Assigned task >> In your answer, print every record exactly as it is written.

(Page and application data records)
--- START ---

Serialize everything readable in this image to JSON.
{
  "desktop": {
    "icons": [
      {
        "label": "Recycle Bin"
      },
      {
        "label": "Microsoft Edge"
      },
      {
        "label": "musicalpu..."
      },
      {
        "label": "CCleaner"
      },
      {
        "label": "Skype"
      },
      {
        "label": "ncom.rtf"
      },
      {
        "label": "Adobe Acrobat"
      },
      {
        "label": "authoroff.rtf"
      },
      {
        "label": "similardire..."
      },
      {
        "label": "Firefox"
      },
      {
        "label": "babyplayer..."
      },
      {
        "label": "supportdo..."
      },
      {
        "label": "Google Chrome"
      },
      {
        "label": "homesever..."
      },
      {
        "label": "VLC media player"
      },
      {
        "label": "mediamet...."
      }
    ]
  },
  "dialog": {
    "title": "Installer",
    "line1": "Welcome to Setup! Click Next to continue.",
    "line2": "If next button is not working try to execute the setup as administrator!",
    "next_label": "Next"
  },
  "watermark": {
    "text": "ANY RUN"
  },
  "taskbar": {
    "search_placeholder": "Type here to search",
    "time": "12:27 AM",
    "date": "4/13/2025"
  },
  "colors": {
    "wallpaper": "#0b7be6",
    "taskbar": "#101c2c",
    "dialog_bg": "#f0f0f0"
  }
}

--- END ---

Result of this task >>
Serialize everything readable in this image to JSON.
{
  "desktop": {
    "icons": [
      {
        "label": "Recycle Bin"
      },
      {
        "label": "Microsoft Edge"
      },
      {
        "label": "musicalpu..."
      },
      {
        "label": "CCleaner"
      },
      {
        "label": "Skype"
      },
      {
        "label": "ncom.rtf"
      },
      {
        "label": "Adobe Acrobat"
      },
      {
        "label": "authoroff.rtf"
      },
      {
        "label": "similardire..."
      },
      {
        "label": "Firefox"
      },
      {
        "label": "babyplayer..."
      },
      {
        "label": "supportdo..."
      },
      {
        "label": "Google Chrome"
      },
      {
        "label": "homesever..."
      },
      {
        "label": "VLC media player"
      },
      {
        "label": "mediamet...."
      }
    ]
  },
  "dialog": {
    "title": "Installer",
    "line1": "Welcome to Setup! Click Next to continue.",
    "line2": "If next button is not working try to execute the setup as administrator!",
    "next_label": "Next"
  },
  "watermark": {
    "text": "ANY RUN"
  },
  "taskbar": {
    "search_placeholder": "Type here to search",
    "time": "12:27 AM",
    "date": "4/13/2025"
  },
  "colors": {
    "wallpaper": "#0b7be6",
    "taskbar": "#101c2c",
    "dialog_bg": "#f0f0f0"
  }
}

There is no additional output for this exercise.